As a show of solidarity in the lead up to Cancun, a Mediterranean Climate Change Initiative (MCCI) was launched in the coastal town of Vouliagmeni, near Athens this past week. Fifteen member countries signed a declaration that binds them to work together on climate change. To take this initiative forward, an expert group is to meet in Malta in the coming months─it will be followed by a second MCCI event in Turkey.
Such solidarity is important. While not among the worse polluters in the world, the Mediterranean countries face an increase of four degrees in average temperature, and a 70% drop in precipitation in the coming years.
I participated in this event and shared the World Bank’s position and perspective. I was struck by the high level of commitment and the cooperative spirit of the host of the meeting; Greek Prime Minister George Papandreou, was joined by the Turkish Prime Minister, Recep Tayyip Erdogan, the Palestinian Prime Minister Salam Fayad, Malta’s Premier Lawrence Gonzi, and other representatives of the Mediterranean countries.

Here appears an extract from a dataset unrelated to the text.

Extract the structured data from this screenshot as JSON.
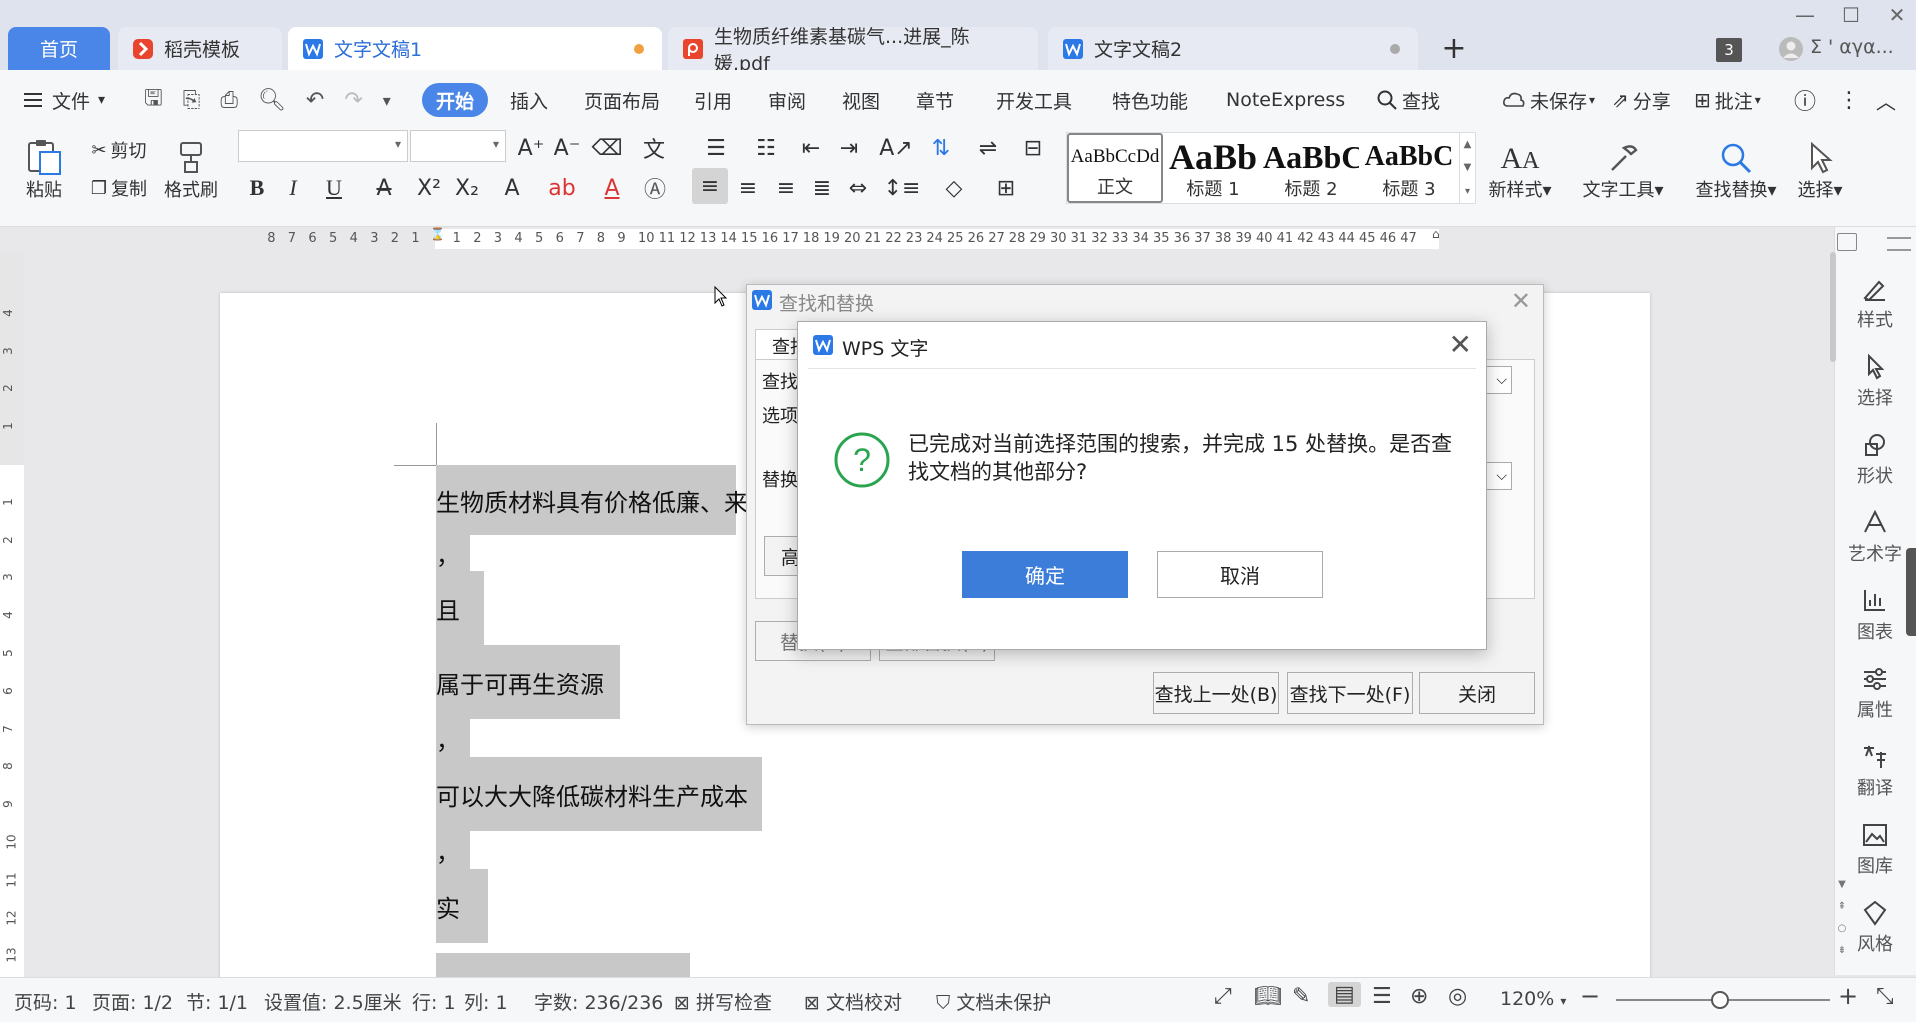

This initiative , in some sense, is an historic event. Abandoning political differences, the Prime Ministerial commitments and the time devoted to provide national and regional perspectives, is commendable.
Delegates echoed the broad consensus regarding the magnitude and severity of the climate change problem and the cross border implications of the environmental degradation it will cause. A recent World Bank study has shown that warming in the Middle East region is about 50% higher than average global warming. Many of the largest cities in the region are located on the coast and are vulnerable to both sea-level rise and increases in extreme weather events─particularly Bahrain, Egypt, Kuwait, Morocco, Qatar, Tunisia, and the UAE.

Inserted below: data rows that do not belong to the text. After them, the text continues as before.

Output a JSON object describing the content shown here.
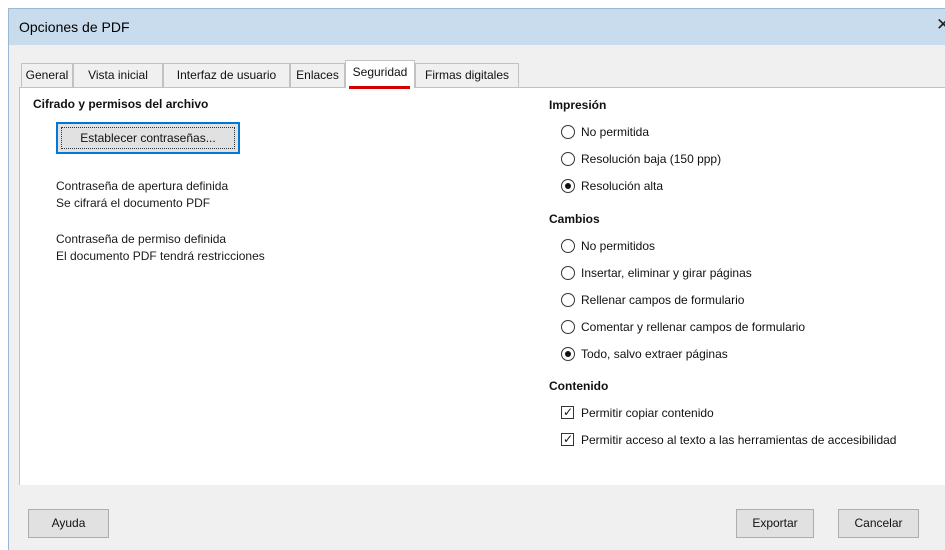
{
  "window": {
    "title": "Opciones de PDF",
    "close_glyph": "✕"
  },
  "tabs": [
    {
      "label": "General"
    },
    {
      "label": "Vista inicial"
    },
    {
      "label": "Interfaz de usuario"
    },
    {
      "label": "Enlaces"
    },
    {
      "label": "Seguridad",
      "active": true
    },
    {
      "label": "Firmas digitales"
    }
  ],
  "left": {
    "heading": "Cifrado y permisos del archivo",
    "set_passwords_button": "Establecer contraseñas...",
    "open_password_status": "Contraseña de apertura definida",
    "encrypt_status": "Se cifrará el documento PDF",
    "permission_password_status": "Contraseña de permiso definida",
    "restrictions_status": "El documento PDF tendrá restricciones"
  },
  "printing": {
    "heading": "Impresión",
    "options": [
      {
        "label": "No permitida",
        "checked": false
      },
      {
        "label": "Resolución baja (150 ppp)",
        "checked": false
      },
      {
        "label": "Resolución alta",
        "checked": true
      }
    ]
  },
  "changes": {
    "heading": "Cambios",
    "options": [
      {
        "label": "No permitidos",
        "checked": false
      },
      {
        "label": "Insertar, eliminar y girar páginas",
        "checked": false
      },
      {
        "label": "Rellenar campos de formulario",
        "checked": false
      },
      {
        "label": "Comentar y rellenar campos de formulario",
        "checked": false
      },
      {
        "label": "Todo, salvo extraer páginas",
        "checked": true
      }
    ]
  },
  "content": {
    "heading": "Contenido",
    "options": [
      {
        "label": "Permitir copiar contenido",
        "checked": true
      },
      {
        "label": "Permitir acceso al texto a las herramientas de accesibilidad",
        "checked": true
      }
    ]
  },
  "footer": {
    "help": "Ayuda",
    "export": "Exportar",
    "cancel": "Cancelar"
  },
  "colors": {
    "titlebar": "#c9dced",
    "dialog_bg": "#f0f0f0",
    "focus_border": "#0078d7",
    "tab_underline": "#d40000"
  }
}
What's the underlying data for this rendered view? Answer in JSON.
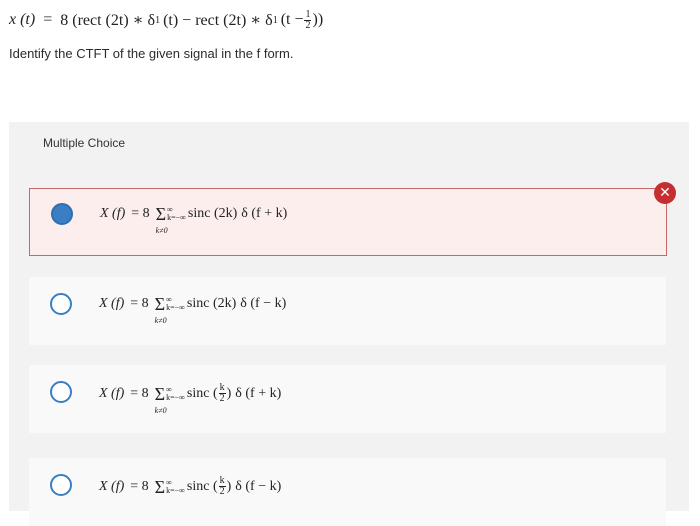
{
  "equation": {
    "lhs": "x (t)",
    "eq": "=",
    "rhs_a": "8 (rect (2t) ∗ δ",
    "rhs_a_sub": "1",
    "rhs_b": "(t) − rect (2t) ∗ δ",
    "rhs_b_sub": "1",
    "rhs_c": "(t −",
    "frac_num": "1",
    "frac_den": "2",
    "rhs_d": "))"
  },
  "question": "Identify the CTFT of the given signal in the f form.",
  "panel": {
    "label": "Multiple Choice"
  },
  "options": [
    {
      "lhs": "X (f)",
      "eq": "= 8",
      "upper": "∞",
      "lower": "k=−∞",
      "excl": "k≠0",
      "term": "sinc (2k)",
      "delta": "δ (f + k)",
      "selected": true,
      "marked_wrong": true
    },
    {
      "lhs": "X (f)",
      "eq": "= 8",
      "upper": "∞",
      "lower": "k=−∞",
      "excl": "k≠0",
      "term": "sinc (2k)",
      "delta": "δ (f − k)",
      "selected": false
    },
    {
      "lhs": "X (f)",
      "eq": "= 8",
      "upper": "∞",
      "lower": "k=−∞",
      "excl": "k≠0",
      "term_pre": "sinc (",
      "frac_num": "k",
      "frac_den": "2",
      "term_post": ")",
      "delta": "δ (f + k)",
      "selected": false
    },
    {
      "lhs": "X (f)",
      "eq": "= 8",
      "upper": "∞",
      "lower": "k=−∞",
      "term_pre": "sinc (",
      "frac_num": "k",
      "frac_den": "2",
      "term_post": ")",
      "delta": "δ (f − k)",
      "selected": false
    }
  ],
  "colors": {
    "accent": "#3a7fc4",
    "wrong": "#c62f2f",
    "selected_bg": "#fdeeee",
    "selected_border": "#c96767"
  },
  "icons": {
    "wrong_badge": "close-x-icon"
  }
}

Delegates shared their experiences and efforts. Prime Minister Papandreou stated that about 45 billion Euros for green infrastructure investments are expected in Greece by 2015.
The Mediterranean Climate Change Initiative is timely. While the International Community struggles for a global deal on climate change, there is a lot that can be done around the world and in the Mediterranean. Over the 2005-2010 period, the World Bank has devoted over half of its funding within the Bank’s Middle East and North Africa (MENA) region, to climate-relevant sectors, to help the adaptation and mitigation agenda. Under adaptation, the World Bank is working to promote low-carbon water desalination and reuse of wastewater by applying experiences gained in the Gulf Cooperation Council (GCC) countries in the region among others.
The potential for mitigation in the region is high, as MENA, despite its large fossil fuel potential, has large tracts of land ideally suited to tap solar and wind power. Regional concentrated solar power (CSP) programs intend to accelerate the global adoption of this technology by utilizing the unique characteristics of the MENA region—ample sun and proximity to high paying markets in Europe where demand for green electricity is growing. To facilitate trade in “green electricity,” the EU, and others are being tapped to both launch countrywide CSP projects and to nurture regional cooperation for establishing suitable grid interconnections.
Regional cooperation, through the sharing of knowledge, technology and innovation, both at the North-South and South-South levels, will facilitate cost effective adaptation and will promote mitigation and green business opportunities. The reality is, the MCCI was borne out of a need to collaborate to face both, the threats and opportunities that climate change presents to the region. As George Papandreou said, “Threats unite us” and success will depend on carrying this political commitment to the next logical step─action and implementation.